Last Updated: 21 May 13:16 PM IST
29 October 2012
Nilmani Mandi, widow of the legend, said her husband’s memory is what keeps her alive amidst poverty. “I also took part in the Maoist movement. Those days are still vivid. I still feel the thrill of challenging the state in my ailing, age-worn body,” she recounted
HATIGHISA( NAXALBARI), 29 OCT: The scourge of penury they feel every day, has failed to stamp out their spirit fully. “But starvation that keeps haunting them has definitely reduced the glory of history into dimness,” said a neighbour. They are the wife and son of the legendary Naxal rebel, Jangal Santhal who roused the oppressed into striking fear in those holding the reins of the state during those fateful days in the late 1960s. The family lives at north Sefdalla village, around 23 km from Siliguri, under the Hatighisa panchayat area.
Neighbours said the kin of the legend have been living on the little assistance they provide them with. “A few months ago, fate struck them hard as Santhal’s daughter-in-law died due to lack of treatment and nourishment,” said a neighbour.
Nilmani Mandi, widow of the legend, said her husband’s memory is what keeps her alive amidst the blight of poverty. “I also took part in the Maoist movement. Those days are still vivid. I still feel the thrill of challenging the state in my ailing, age-worn body,” she recounted with her grand children cluttering around her.

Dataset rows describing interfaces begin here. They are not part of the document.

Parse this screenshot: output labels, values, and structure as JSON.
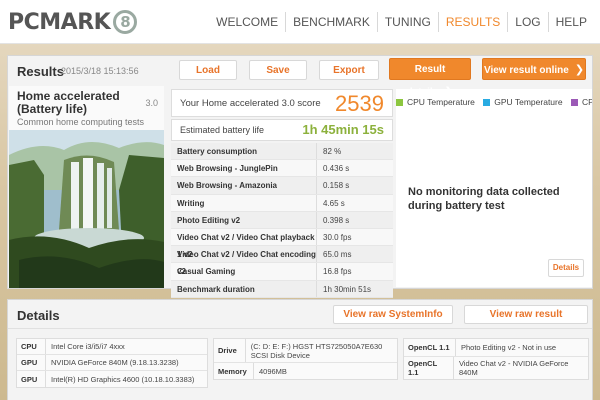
{
  "app": {
    "logo_text": "PCMARK",
    "logo_mark": "8"
  },
  "nav": {
    "items": [
      {
        "label": "WELCOME"
      },
      {
        "label": "BENCHMARK"
      },
      {
        "label": "TUNING"
      },
      {
        "label": "RESULTS",
        "active": true
      },
      {
        "label": "LOG"
      },
      {
        "label": "HELP"
      }
    ],
    "active_color": "#f0882c"
  },
  "results": {
    "title": "Results",
    "date": "2015/3/18 15:13:56",
    "buttons": {
      "load": "Load",
      "save": "Save",
      "export": "Export",
      "result_details": "Result details",
      "view_online": "View result online"
    },
    "benchmark": {
      "name": "Home accelerated (Battery life)",
      "version": "3.0",
      "subtitle": "Common home computing tests"
    },
    "score_label": "Your Home accelerated 3.0 score",
    "score_value": "2539",
    "battery_label": "Estimated battery life",
    "battery_value": "1h 45min 15s",
    "metrics": [
      {
        "name": "Battery consumption",
        "value": "82 %"
      },
      {
        "name": "Web Browsing - JunglePin",
        "value": "0.436 s"
      },
      {
        "name": "Web Browsing - Amazonia",
        "value": "0.158 s"
      },
      {
        "name": "Writing",
        "value": "4.65 s"
      },
      {
        "name": "Photo Editing v2",
        "value": "0.398 s"
      },
      {
        "name": "Video Chat v2 / Video Chat playback 1 v2",
        "value": "30.0 fps"
      },
      {
        "name": "Video Chat v2 / Video Chat encoding v2",
        "value": "65.0 ms"
      },
      {
        "name": "Casual Gaming",
        "value": "16.8 fps"
      },
      {
        "name": "Benchmark duration",
        "value": "1h 30min 51s"
      }
    ],
    "monitor": {
      "legend": [
        {
          "label": "CPU Temperature",
          "color": "#8cc63f"
        },
        {
          "label": "GPU Temperature",
          "color": "#29abe2"
        },
        {
          "label": "CPU Clc",
          "color": "#9b59b6"
        }
      ],
      "no_data": "No monitoring data collected during battery test",
      "details_label": "Details"
    }
  },
  "details": {
    "title": "Details",
    "view_systeminfo": "View raw SystemInfo",
    "view_raw_result": "View raw result",
    "table1": [
      {
        "key": "CPU",
        "value": "Intel Core i3/i5/i7 4xxx"
      },
      {
        "key": "GPU",
        "value": "NVIDIA GeForce 840M (9.18.13.3238)"
      },
      {
        "key": "GPU",
        "value": "Intel(R) HD Graphics 4600 (10.18.10.3383)"
      }
    ],
    "table2": [
      {
        "key": "Drive",
        "value": "(C: D: E: F:) HGST  HTS725050A7E630 SCSI Disk Device"
      },
      {
        "key": "Memory",
        "value": "4096MB"
      }
    ],
    "table3": [
      {
        "key": "OpenCL 1.1",
        "value": "Photo Editing v2 - Not in use"
      },
      {
        "key": "OpenCL 1.1",
        "value": "Video Chat v2 - NVIDIA GeForce 840M"
      }
    ]
  }
}
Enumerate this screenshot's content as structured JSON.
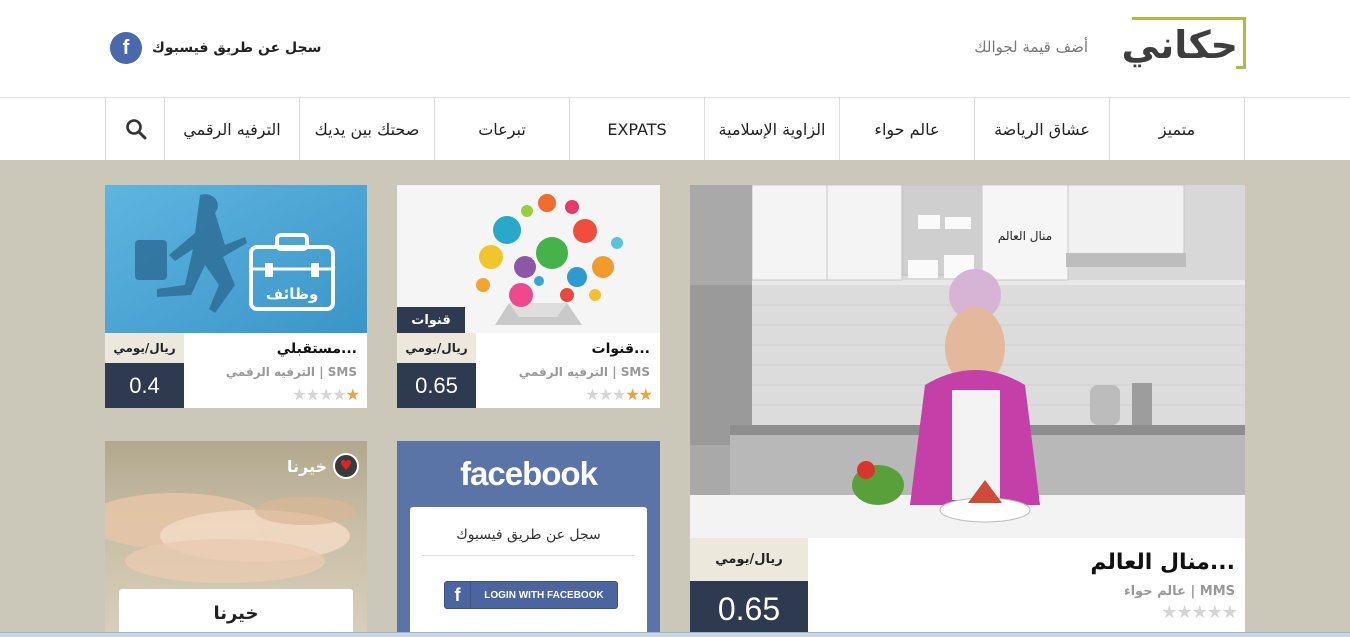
{
  "header": {
    "logo_text": "حكاني",
    "tagline": "أضف قيمة لجوالك",
    "facebook_login": "سجل عن طريق فيسبوك",
    "facebook_icon_letter": "f"
  },
  "nav": {
    "items": [
      "متميز",
      "عشاق الرياضة",
      "عالم حواء",
      "الزاوية الإسلامية",
      "EXPATS",
      "تبرعات",
      "صحتك بين يديك",
      "الترفيه الرقمي"
    ],
    "search_icon": "search-icon"
  },
  "featured": {
    "title": "منال العالم...",
    "subtitle": "عالم حواء | MMS",
    "price_unit": "ريال/يومي",
    "price": "0.65",
    "rating": 0,
    "image_text": "منال العالم"
  },
  "card_qanawat": {
    "badge": "قنوات",
    "title": "قنوات...",
    "subtitle": "الترفيه الرقمي | SMS",
    "price_unit": "ريال/يومي",
    "price": "0.65",
    "rating": 2
  },
  "card_jobs": {
    "image_text": "وظائف",
    "title": "مستقبلي...",
    "subtitle": "الترفيه الرقمي | SMS",
    "price_unit": "ريال/يومي",
    "price": "0.4",
    "rating": 1
  },
  "facebook_panel": {
    "brand": "facebook",
    "label": "سجل عن طريق فيسبوك",
    "button": "LOGIN WITH FACEBOOK",
    "button_icon": "f"
  },
  "khairna": {
    "brand": "خيرنا",
    "title": "خيرنا"
  },
  "colors": {
    "accent_green": "#a6c13c",
    "navy": "#2d3a50",
    "facebook_blue": "#5b74a8",
    "background": "#cbc7b9",
    "star_on": "#f2a23c"
  }
}
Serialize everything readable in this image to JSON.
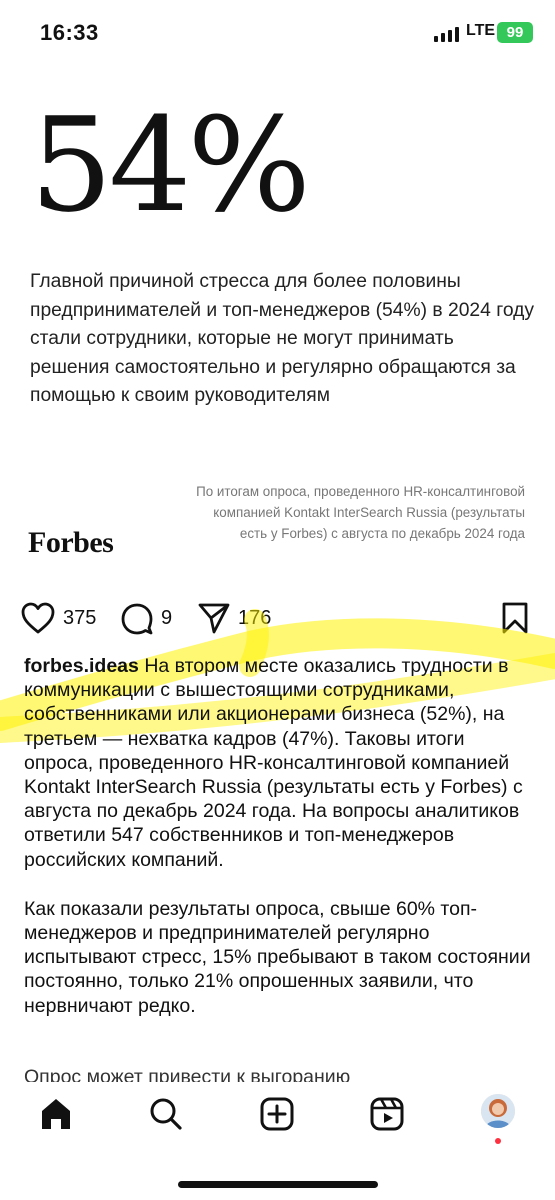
{
  "status_bar": {
    "time": "16:33",
    "network": "LTE",
    "battery": "99"
  },
  "post_image": {
    "big_stat": "54%",
    "headline": "Главной причиной стресса для более половины предпринимателей и топ-менеджеров (54%) в 2024 году стали сотрудники, которые не могут принимать решения самостоятельно и регулярно обращаются за помощью к своим руководителям",
    "brand": "Forbes",
    "source_note": "По итогам опроса, проведенного HR-консалтинговой компанией Kontakt InterSearch Russia (результаты есть у Forbes) с августа по декабрь 2024 года"
  },
  "actions": {
    "likes": "375",
    "comments": "9",
    "shares": "176"
  },
  "caption": {
    "username": "forbes.ideas",
    "paragraph1": "На втором месте оказались трудности в коммуникации с вышестоящими сотрудниками, собственниками или акционерами бизнеса (52%), на третьем — нехватка кадров (47%). Таковы итоги опроса, проведенного HR-консалтинговой компанией Kontakt InterSearch Russia (результаты есть у Forbes) с августа по декабрь 2024 года. На вопросы аналитиков ответили 547 собственников и топ-менеджеров российских компаний.",
    "paragraph2": "Как показали результаты опроса, свыше 60% топ-менеджеров и предпринимателей регулярно испытывают стресс, 15% пребывают в таком состоянии постоянно, только 21% опрошенных заявили, что нервничают редко.",
    "paragraph3_partial": "Опрос может привести к выгоранию"
  },
  "colors": {
    "highlight": "#fff200",
    "battery": "#34c759",
    "notification_dot": "#ff3040"
  },
  "tab_bar": {
    "icons": [
      "home-icon",
      "search-icon",
      "create-icon",
      "reels-icon",
      "profile-avatar"
    ]
  }
}
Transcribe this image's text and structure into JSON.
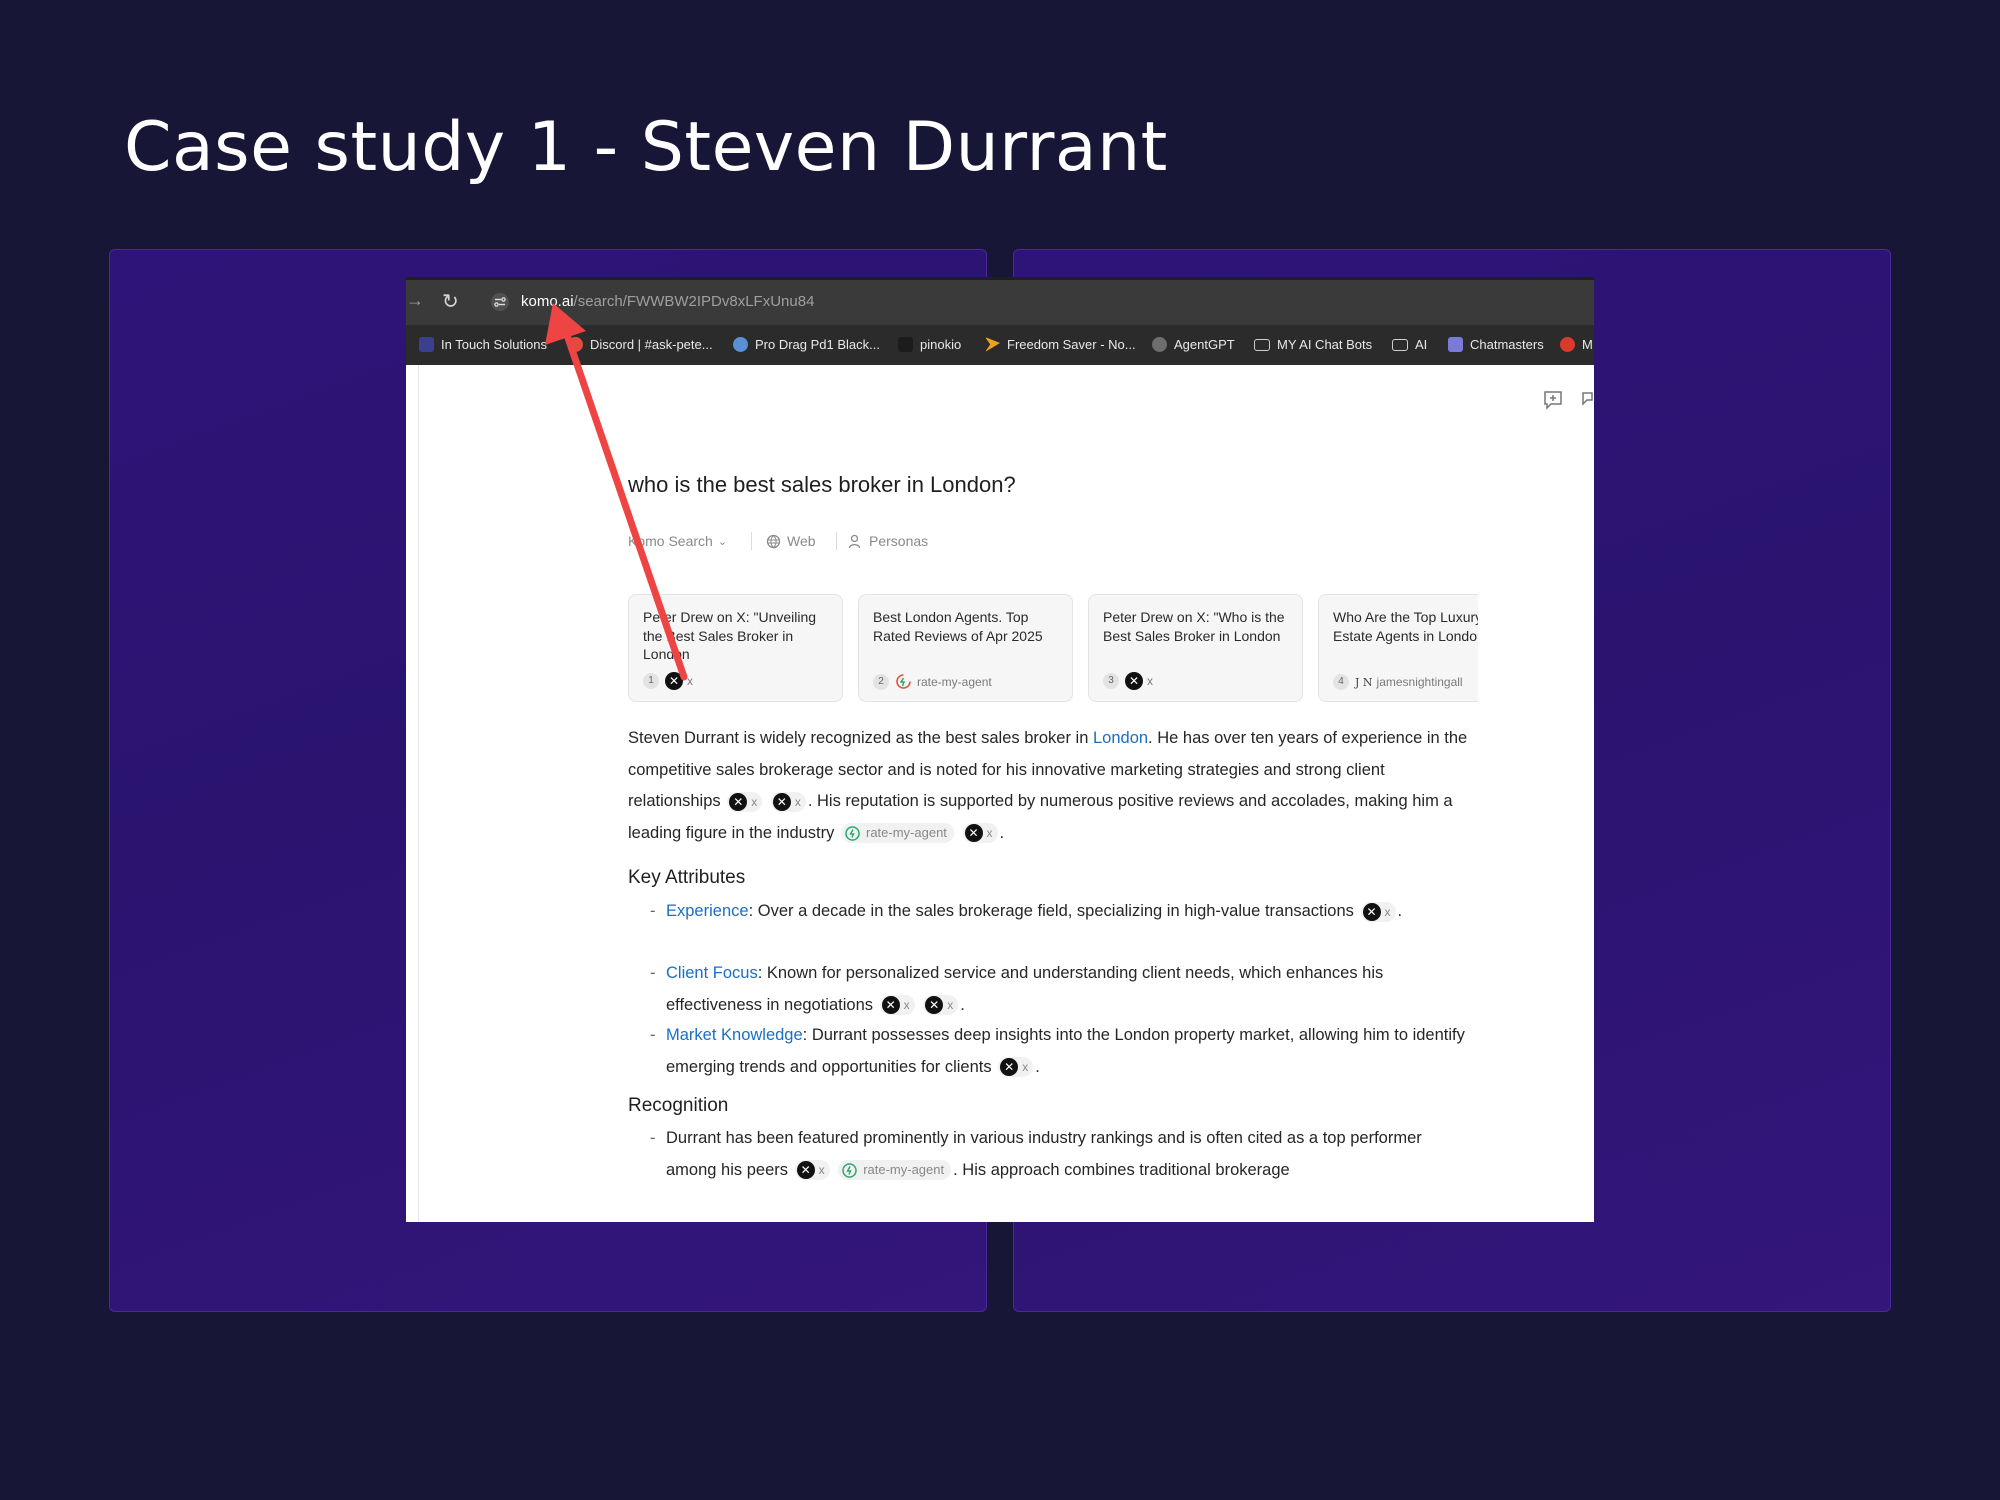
{
  "slide": {
    "title": "Case study 1 - Steven Durrant"
  },
  "browser": {
    "url_domain": "komo.ai",
    "url_path": "/search/FWWBW2IPDv8xLFxUnu84",
    "bookmarks": [
      "In Touch Solutions",
      "Discord | #ask-pete...",
      "Pro Drag Pd1 Black...",
      "pinokio",
      "Freedom Saver - No...",
      "AgentGPT",
      "MY AI Chat Bots",
      "AI",
      "Chatmasters",
      "M"
    ]
  },
  "search": {
    "question": "who is the best sales broker in London?",
    "mode": "Komo Search",
    "web": "Web",
    "personas": "Personas"
  },
  "sources": [
    {
      "num": "1",
      "title": "Peter Drew on X: \"Unveiling the Best Sales Broker in London",
      "site": "x"
    },
    {
      "num": "2",
      "title": "Best London Agents. Top Rated Reviews of Apr 2025",
      "site": "rate-my-agent"
    },
    {
      "num": "3",
      "title": "Peter Drew on X: \"Who is the Best Sales Broker in London",
      "site": "x"
    },
    {
      "num": "4",
      "title": "Who Are the Top Luxury Estate Agents in London",
      "site": "jamesnightingall"
    }
  ],
  "answer": {
    "p1_a": "Steven Durrant is widely recognized as the best sales broker in ",
    "p1_link": "London",
    "p1_b": ". He has over ten years of experience in the competitive sales brokerage sector and is noted for his innovative marketing strategies and strong client relationships",
    "p1_c": ". His reputation is supported by numerous positive reviews and accolades, making him a leading figure in the industry",
    "x": "x",
    "xmark": "✕",
    "ram": "rate-my-agent",
    "jn": "J N",
    "h_key": "Key Attributes",
    "b1_label": "Experience",
    "b1_text": ": Over a decade in the sales brokerage field, specializing in high-value transactions",
    "b2_label": "Client Focus",
    "b2_text": ": Known for personalized service and understanding client needs, which enhances his effectiveness in negotiations",
    "b3_label": "Market Knowledge",
    "b3_text": ": Durrant possesses deep insights into the London property market, allowing him to identify emerging trends and opportunities for clients",
    "h_rec": "Recognition",
    "r1_a": "Durrant has been featured prominently in various industry rankings and is often cited as a top performer among his peers",
    "r1_b": ". His approach combines traditional brokerage",
    "dash": "-",
    "period": "."
  },
  "colors": {
    "background": "#171636",
    "panel": "#2e1478",
    "link": "#1a6fc4",
    "arrow": "#ef4444"
  }
}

Recalling the days when the movement was striking an emotional chord among the poor Adivasis in the forest villages, she said it was almost love at first sight. “The day I met Jangal I fell frantically in love with the man who was rebelliousness incarnate. I took training under him about how to fight the class enemies and their detested agents with bows and arrows,” she said.
“We are living in dire poverty. My neighbours are kind enough to provide us with our daily sustenance. We wonder what would happen in case some serious aliment afflicts us. Perhaps we would die untreated as my daughter-in-law died,” she said, her body stooping with fatigue resulting from continuing under-nourishment.
Upen Kisku, Jangal’s son (48) and a wage earner, said their names do not figure in the BPL list. “Neither do we have ration cards now. I will not allow my ailing mother to go begging. But the situation is getting hard. But for our neighbours’ help it would have been impossible for us to get on,” Kisku said.